◆ TASK ITEM
Look through the listing below and report how many lines contain "Manager", as a bare number.

+ + +

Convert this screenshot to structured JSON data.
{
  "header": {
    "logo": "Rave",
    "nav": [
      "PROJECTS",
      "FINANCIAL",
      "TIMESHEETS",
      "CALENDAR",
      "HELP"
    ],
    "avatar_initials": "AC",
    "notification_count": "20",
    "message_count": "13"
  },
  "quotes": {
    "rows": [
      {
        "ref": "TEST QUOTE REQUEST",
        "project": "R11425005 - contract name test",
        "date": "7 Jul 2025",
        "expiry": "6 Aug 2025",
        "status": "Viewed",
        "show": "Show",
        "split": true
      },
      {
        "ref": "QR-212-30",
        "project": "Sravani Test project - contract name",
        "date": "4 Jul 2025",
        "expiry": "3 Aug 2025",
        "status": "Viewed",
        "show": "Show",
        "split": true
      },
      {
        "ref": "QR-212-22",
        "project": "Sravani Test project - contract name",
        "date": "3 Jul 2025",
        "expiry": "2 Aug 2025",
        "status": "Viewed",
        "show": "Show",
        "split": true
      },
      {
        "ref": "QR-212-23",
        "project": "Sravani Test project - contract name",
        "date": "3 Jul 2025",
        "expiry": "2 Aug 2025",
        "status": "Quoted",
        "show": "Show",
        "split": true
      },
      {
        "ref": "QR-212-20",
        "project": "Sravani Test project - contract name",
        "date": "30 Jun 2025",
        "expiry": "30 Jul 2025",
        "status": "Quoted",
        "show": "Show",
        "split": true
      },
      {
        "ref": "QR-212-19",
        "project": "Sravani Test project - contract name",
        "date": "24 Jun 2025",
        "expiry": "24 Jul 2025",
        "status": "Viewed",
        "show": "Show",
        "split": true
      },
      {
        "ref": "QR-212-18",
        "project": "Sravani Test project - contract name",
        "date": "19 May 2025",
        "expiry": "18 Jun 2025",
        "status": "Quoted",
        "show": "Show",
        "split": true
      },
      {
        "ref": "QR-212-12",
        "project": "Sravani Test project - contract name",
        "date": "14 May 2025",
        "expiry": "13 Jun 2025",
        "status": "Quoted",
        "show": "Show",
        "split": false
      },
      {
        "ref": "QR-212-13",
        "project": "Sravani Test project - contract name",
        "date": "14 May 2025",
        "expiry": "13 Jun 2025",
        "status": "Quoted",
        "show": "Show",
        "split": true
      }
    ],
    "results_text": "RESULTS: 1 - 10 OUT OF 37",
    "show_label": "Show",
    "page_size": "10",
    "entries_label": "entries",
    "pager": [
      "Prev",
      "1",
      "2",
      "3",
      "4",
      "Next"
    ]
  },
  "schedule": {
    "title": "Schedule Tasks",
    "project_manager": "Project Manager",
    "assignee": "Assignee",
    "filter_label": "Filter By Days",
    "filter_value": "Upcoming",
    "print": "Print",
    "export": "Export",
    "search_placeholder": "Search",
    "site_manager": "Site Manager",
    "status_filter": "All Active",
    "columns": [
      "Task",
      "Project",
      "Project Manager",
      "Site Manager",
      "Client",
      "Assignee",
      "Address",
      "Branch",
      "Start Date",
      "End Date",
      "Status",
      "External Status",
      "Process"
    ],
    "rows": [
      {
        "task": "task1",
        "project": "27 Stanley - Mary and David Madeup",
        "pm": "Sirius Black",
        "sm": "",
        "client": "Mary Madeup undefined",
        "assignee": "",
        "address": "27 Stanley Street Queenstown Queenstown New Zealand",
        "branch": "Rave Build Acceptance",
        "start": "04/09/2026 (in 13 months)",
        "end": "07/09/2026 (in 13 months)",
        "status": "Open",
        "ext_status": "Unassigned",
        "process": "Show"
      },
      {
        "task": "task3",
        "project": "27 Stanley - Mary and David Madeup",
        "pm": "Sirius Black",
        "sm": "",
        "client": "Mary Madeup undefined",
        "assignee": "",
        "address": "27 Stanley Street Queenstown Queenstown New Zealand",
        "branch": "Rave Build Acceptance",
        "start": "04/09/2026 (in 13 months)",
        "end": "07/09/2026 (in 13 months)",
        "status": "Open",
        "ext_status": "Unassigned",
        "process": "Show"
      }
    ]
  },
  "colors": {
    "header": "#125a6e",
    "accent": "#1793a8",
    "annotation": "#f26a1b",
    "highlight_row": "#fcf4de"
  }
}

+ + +

◆ TASK RESULT
4